We attempted to feed the some of the growing young thawed frozen-shrimp for the first time only to have it rejected by each individual. This is consistent with the behavior exhibited by baby octopuses of other species: they only go after live prey. Also, one of the young octopus passed away from unknown causes. When placed under the microscope, the octopus' chromatophores were still active and responsive to light and touch.
The mother O. bimaculoides (Jamel) was found deceased with 9 infertile or undeveloped eggs remaining behind in the abalone shell used for brooding. Up until now, she has been with us for approximately 5 months.
The baby octopuses were given live guppy fry that were bred and raised. Highlighted throughout the video, the young octopus displays a hunting and ambush style behavior until they catch and consume the guppy fry.
After days of unsuccessful attempts, the octopus fry that hatched on April 1st have accepted live blood worms as a food source.
Hordes of young O. bimaculoides fry have begun to hatch and continue to dominate the tank. It is apparent when they hatch as they squirt a yet of ink the moment they escape their egg capsules.
The first of several hundreds of baby O. bimaculoides have finally hatched out of their egg capsules. The second they hatch, the baby larvae squirt ink and dash to any piece of rock or shell for shelter. Overall, approximately a dozen have hatched. They appear to be very active and display an interesting behavior: raising their two front tentacles towards any approaching figure, possibly as a warning sign.

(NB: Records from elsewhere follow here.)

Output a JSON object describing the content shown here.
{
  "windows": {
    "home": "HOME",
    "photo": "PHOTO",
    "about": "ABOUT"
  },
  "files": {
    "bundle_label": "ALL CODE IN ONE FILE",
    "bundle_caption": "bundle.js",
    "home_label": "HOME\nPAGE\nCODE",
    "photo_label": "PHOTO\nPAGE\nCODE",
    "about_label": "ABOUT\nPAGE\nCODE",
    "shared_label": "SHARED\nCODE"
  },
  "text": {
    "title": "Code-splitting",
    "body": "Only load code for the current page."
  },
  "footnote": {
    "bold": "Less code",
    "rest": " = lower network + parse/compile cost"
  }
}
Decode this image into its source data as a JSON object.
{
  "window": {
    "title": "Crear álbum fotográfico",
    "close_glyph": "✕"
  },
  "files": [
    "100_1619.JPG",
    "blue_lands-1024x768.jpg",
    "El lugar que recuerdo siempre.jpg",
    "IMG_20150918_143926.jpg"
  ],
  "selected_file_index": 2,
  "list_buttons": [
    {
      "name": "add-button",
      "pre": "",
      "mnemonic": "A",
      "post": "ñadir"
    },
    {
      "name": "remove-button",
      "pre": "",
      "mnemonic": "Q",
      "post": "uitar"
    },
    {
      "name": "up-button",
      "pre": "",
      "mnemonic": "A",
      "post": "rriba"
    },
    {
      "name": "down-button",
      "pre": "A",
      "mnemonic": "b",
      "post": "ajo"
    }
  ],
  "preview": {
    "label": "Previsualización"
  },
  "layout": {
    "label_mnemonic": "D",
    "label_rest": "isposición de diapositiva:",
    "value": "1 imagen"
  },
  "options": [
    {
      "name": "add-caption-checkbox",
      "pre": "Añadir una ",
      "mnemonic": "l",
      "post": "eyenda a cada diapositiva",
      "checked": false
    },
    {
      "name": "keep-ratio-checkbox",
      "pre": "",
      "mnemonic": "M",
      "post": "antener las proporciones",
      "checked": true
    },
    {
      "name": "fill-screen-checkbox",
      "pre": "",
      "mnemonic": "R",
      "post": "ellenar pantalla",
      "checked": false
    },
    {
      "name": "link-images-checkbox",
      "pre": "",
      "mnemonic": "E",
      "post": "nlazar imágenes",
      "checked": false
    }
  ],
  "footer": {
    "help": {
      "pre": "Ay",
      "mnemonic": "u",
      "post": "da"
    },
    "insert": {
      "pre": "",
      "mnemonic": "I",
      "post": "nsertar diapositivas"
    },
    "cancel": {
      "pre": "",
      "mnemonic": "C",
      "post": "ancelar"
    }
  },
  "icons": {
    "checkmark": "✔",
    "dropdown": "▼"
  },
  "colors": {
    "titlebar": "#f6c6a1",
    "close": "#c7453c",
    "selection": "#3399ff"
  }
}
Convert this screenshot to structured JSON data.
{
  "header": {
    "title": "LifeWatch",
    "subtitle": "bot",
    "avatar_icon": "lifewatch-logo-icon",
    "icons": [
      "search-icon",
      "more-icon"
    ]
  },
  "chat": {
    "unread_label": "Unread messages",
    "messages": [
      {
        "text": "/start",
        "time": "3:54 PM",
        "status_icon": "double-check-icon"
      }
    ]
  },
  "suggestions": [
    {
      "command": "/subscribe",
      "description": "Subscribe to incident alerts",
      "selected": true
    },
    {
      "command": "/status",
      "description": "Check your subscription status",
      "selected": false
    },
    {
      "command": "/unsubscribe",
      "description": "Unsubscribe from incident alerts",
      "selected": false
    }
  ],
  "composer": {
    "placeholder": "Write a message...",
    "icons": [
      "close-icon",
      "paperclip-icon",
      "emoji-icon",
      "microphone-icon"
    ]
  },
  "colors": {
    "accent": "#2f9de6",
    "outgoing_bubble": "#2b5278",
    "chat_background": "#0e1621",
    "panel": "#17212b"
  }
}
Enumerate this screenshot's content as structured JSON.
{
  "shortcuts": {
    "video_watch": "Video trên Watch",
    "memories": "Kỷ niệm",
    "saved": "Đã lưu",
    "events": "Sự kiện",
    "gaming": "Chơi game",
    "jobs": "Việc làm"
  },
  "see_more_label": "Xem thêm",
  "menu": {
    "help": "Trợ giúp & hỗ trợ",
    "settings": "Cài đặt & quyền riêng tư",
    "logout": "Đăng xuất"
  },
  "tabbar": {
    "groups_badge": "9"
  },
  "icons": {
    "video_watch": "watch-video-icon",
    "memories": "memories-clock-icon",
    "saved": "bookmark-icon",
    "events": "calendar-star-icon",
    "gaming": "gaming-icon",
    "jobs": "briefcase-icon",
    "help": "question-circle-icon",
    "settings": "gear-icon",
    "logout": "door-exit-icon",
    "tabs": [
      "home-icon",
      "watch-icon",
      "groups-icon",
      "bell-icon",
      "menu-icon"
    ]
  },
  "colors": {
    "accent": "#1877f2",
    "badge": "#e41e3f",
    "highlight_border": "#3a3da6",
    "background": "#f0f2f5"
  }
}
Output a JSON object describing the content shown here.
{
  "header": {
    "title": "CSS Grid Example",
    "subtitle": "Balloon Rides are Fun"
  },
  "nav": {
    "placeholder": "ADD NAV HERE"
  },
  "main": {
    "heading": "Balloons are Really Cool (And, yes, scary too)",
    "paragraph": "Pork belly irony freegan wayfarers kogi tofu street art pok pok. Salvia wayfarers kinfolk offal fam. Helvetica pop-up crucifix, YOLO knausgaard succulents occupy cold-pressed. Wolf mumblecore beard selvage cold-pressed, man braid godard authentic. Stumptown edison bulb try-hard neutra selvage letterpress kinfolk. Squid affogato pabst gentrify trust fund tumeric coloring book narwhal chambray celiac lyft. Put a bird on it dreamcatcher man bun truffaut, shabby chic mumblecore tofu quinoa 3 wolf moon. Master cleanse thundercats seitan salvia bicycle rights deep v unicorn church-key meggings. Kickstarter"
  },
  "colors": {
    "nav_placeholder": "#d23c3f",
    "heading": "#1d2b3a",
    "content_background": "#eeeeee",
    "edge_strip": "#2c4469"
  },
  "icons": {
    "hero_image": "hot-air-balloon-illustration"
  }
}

If the intruder does not back off, the baby octopus squirts ink and jets off.